Component data from apps and pages:
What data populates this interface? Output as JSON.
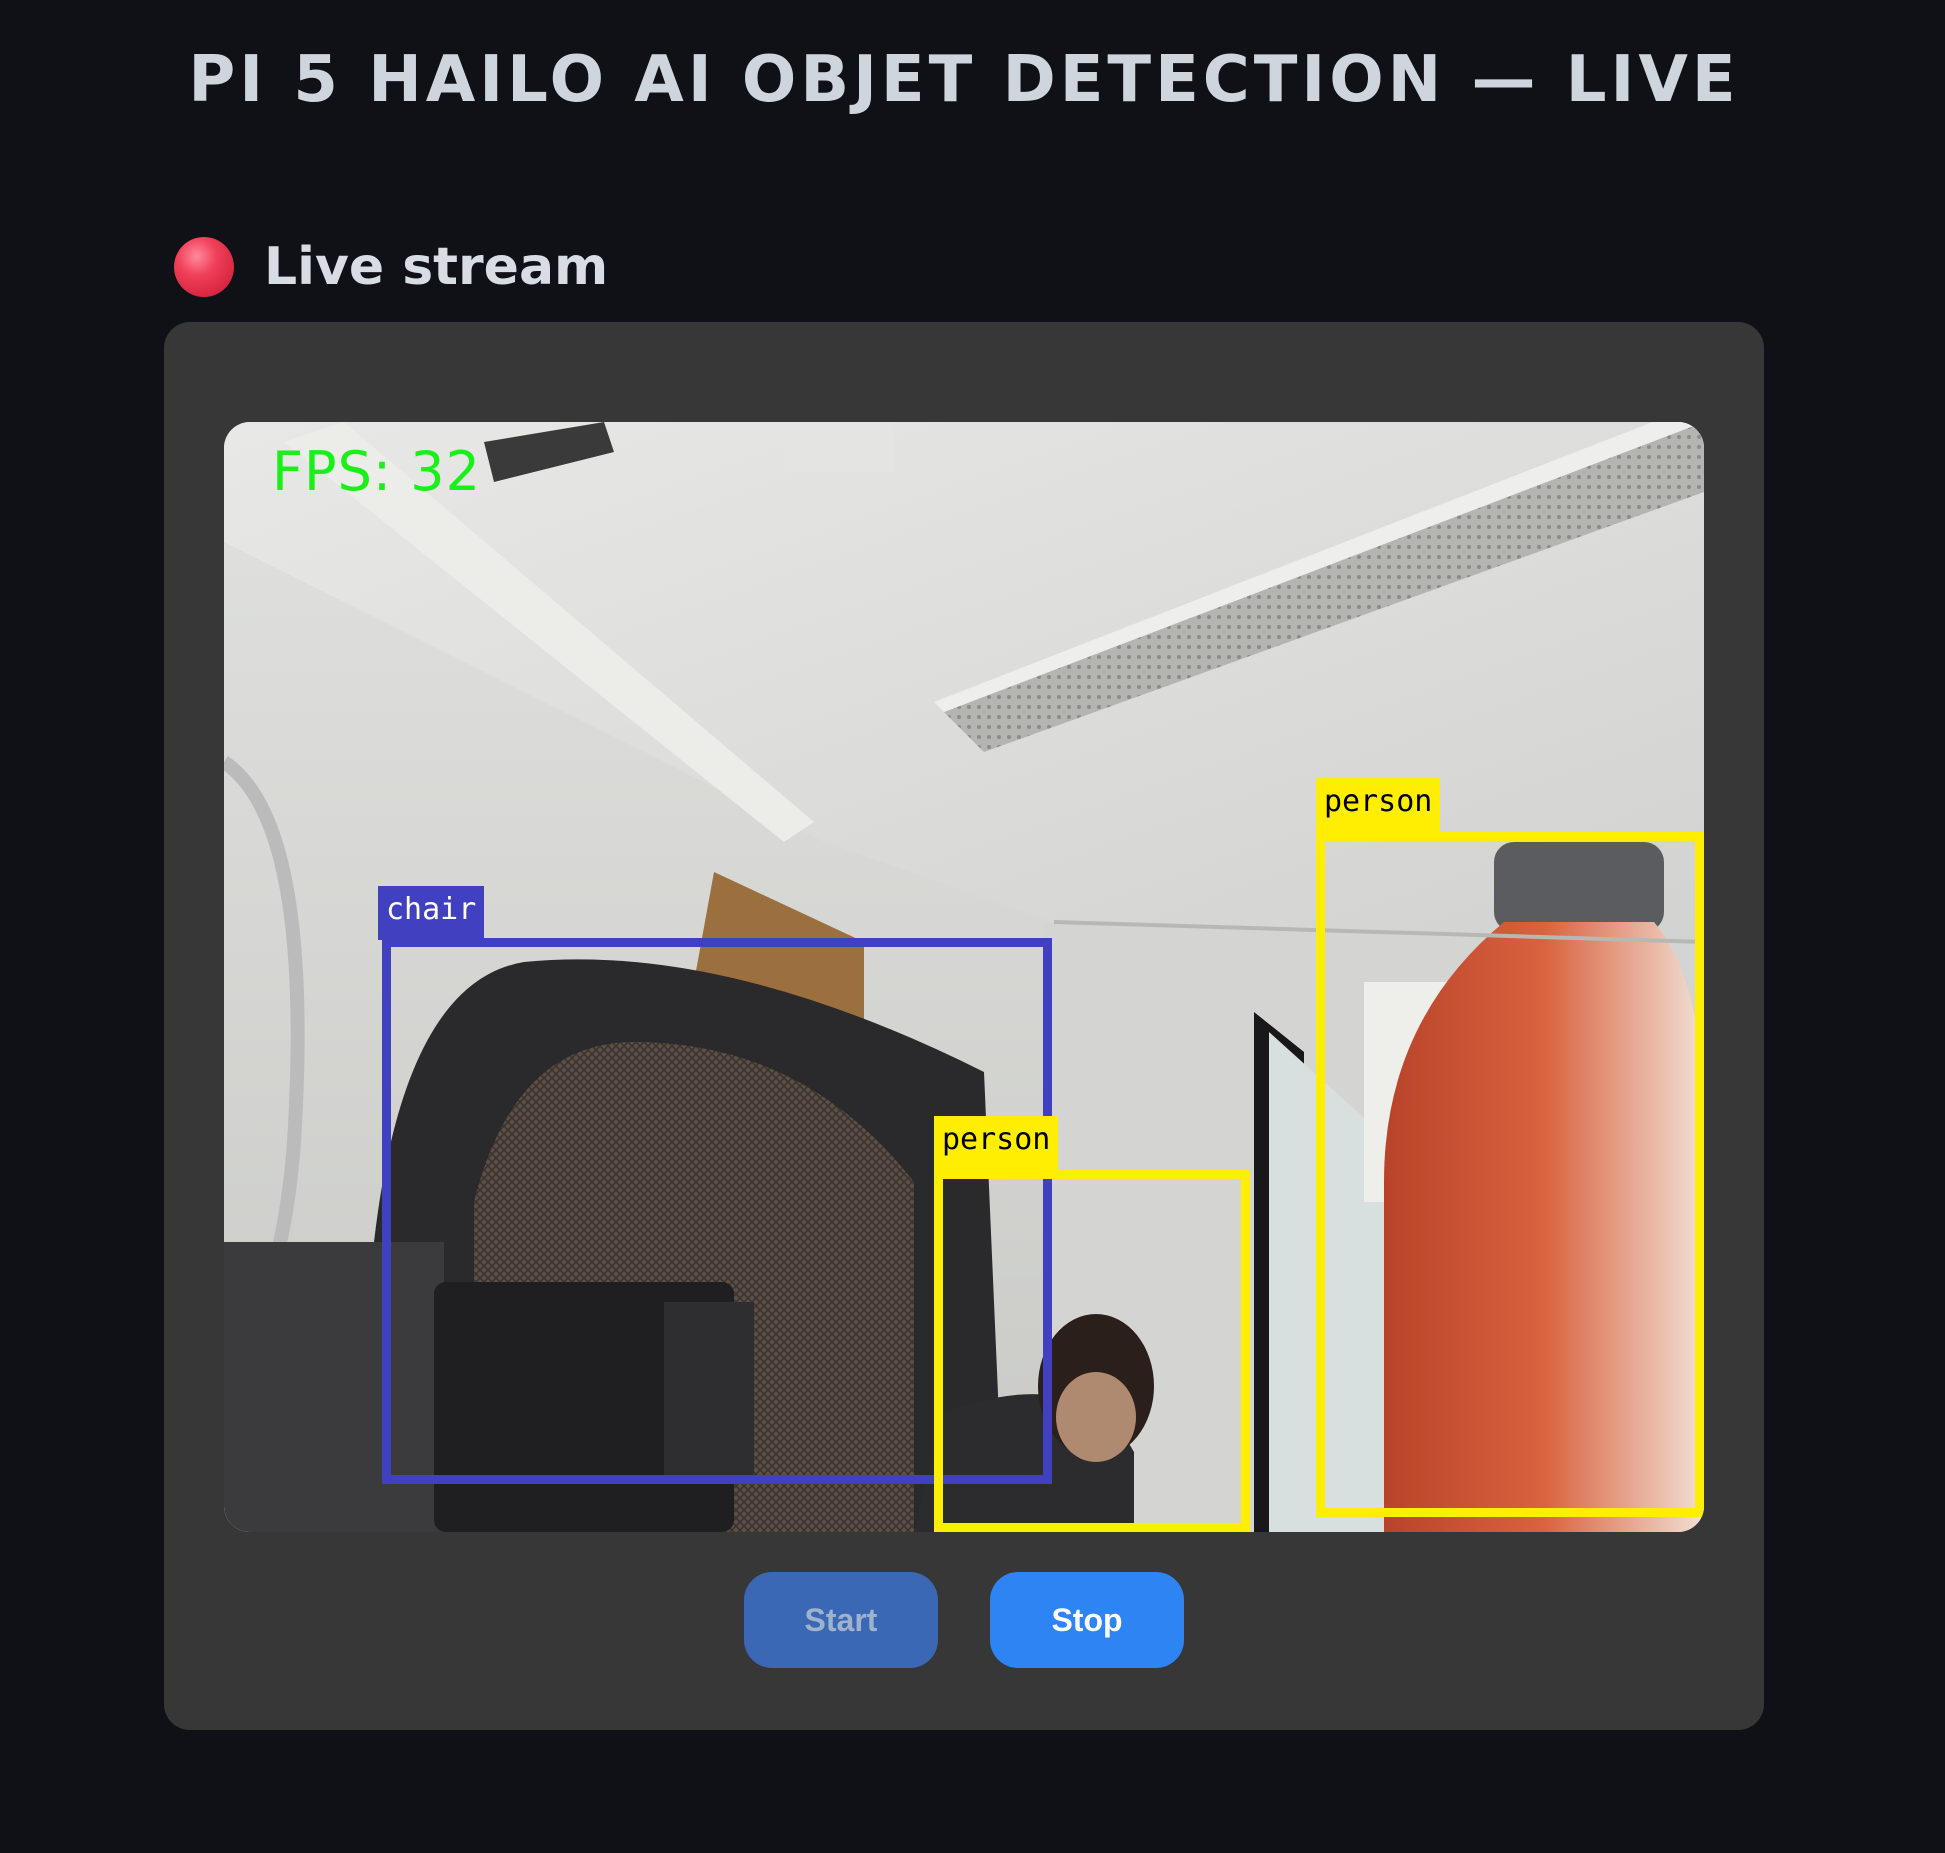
{
  "page": {
    "title": "PI 5 HAILO AI OBJET DETECTION — LIVE"
  },
  "stream_section": {
    "title": "Live stream",
    "status_icon": "red-dot-icon",
    "fps_text": "FPS: 32",
    "detections": [
      {
        "label": "chair",
        "color": "#4040c0"
      },
      {
        "label": "person",
        "color": "#ffee00"
      },
      {
        "label": "person",
        "color": "#ffee00"
      }
    ]
  },
  "controls": {
    "start_label": "Start",
    "stop_label": "Stop"
  }
}
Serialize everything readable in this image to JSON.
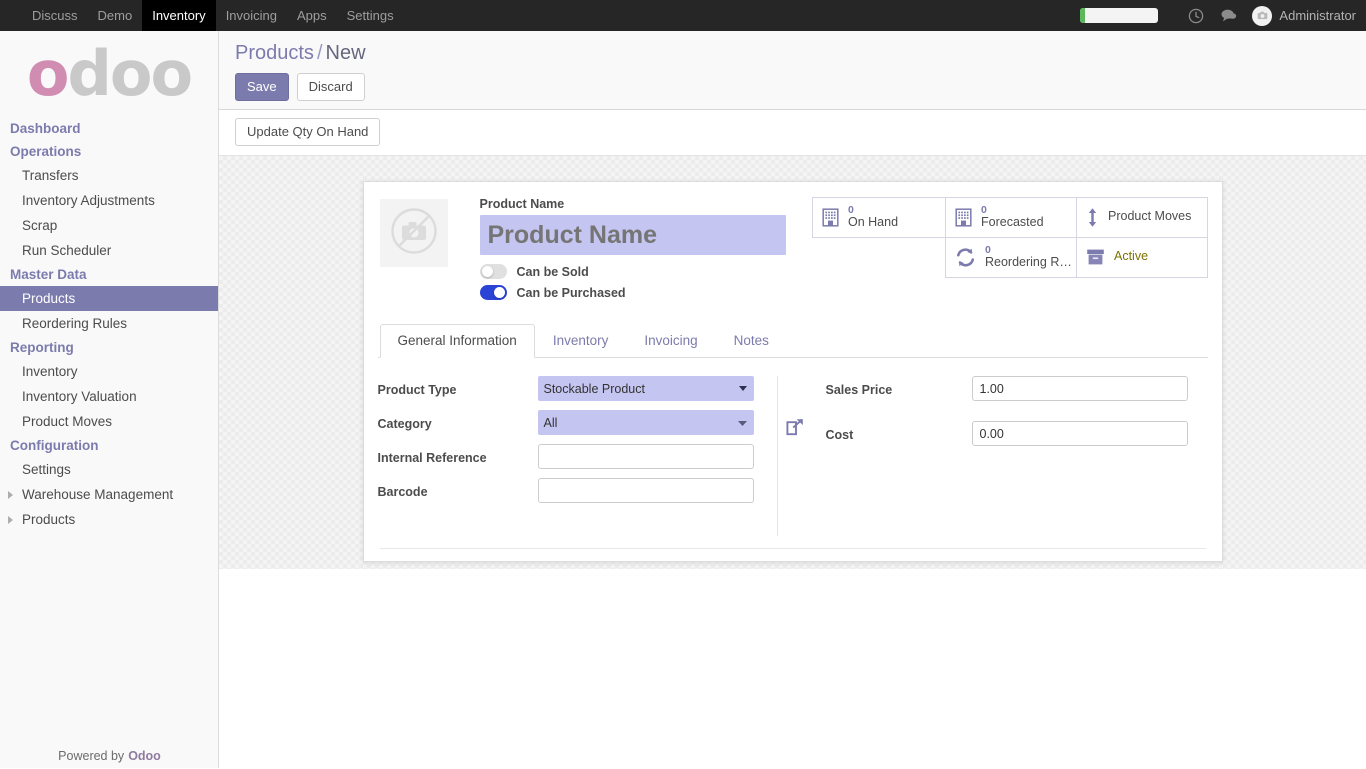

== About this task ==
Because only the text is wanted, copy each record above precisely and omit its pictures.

== Solution for this problem ==
What data populates this interface? Output as JSON.
{
  "page": {
    "title": "PI 5 HAILO AI OBJET DETECTION — LIVE"
  },
  "stream_section": {
    "title": "Live stream",
    "status_icon": "red-dot-icon",
    "fps_text": "FPS: 32",
    "detections": [
      {
        "label": "chair",
        "color": "#4040c0"
      },
      {
        "label": "person",
        "color": "#ffee00"
      },
      {
        "label": "person",
        "color": "#ffee00"
      }
    ]
  },
  "controls": {
    "start_label": "Start",
    "stop_label": "Stop"
  }
}
Serialize everything readable in this image to JSON.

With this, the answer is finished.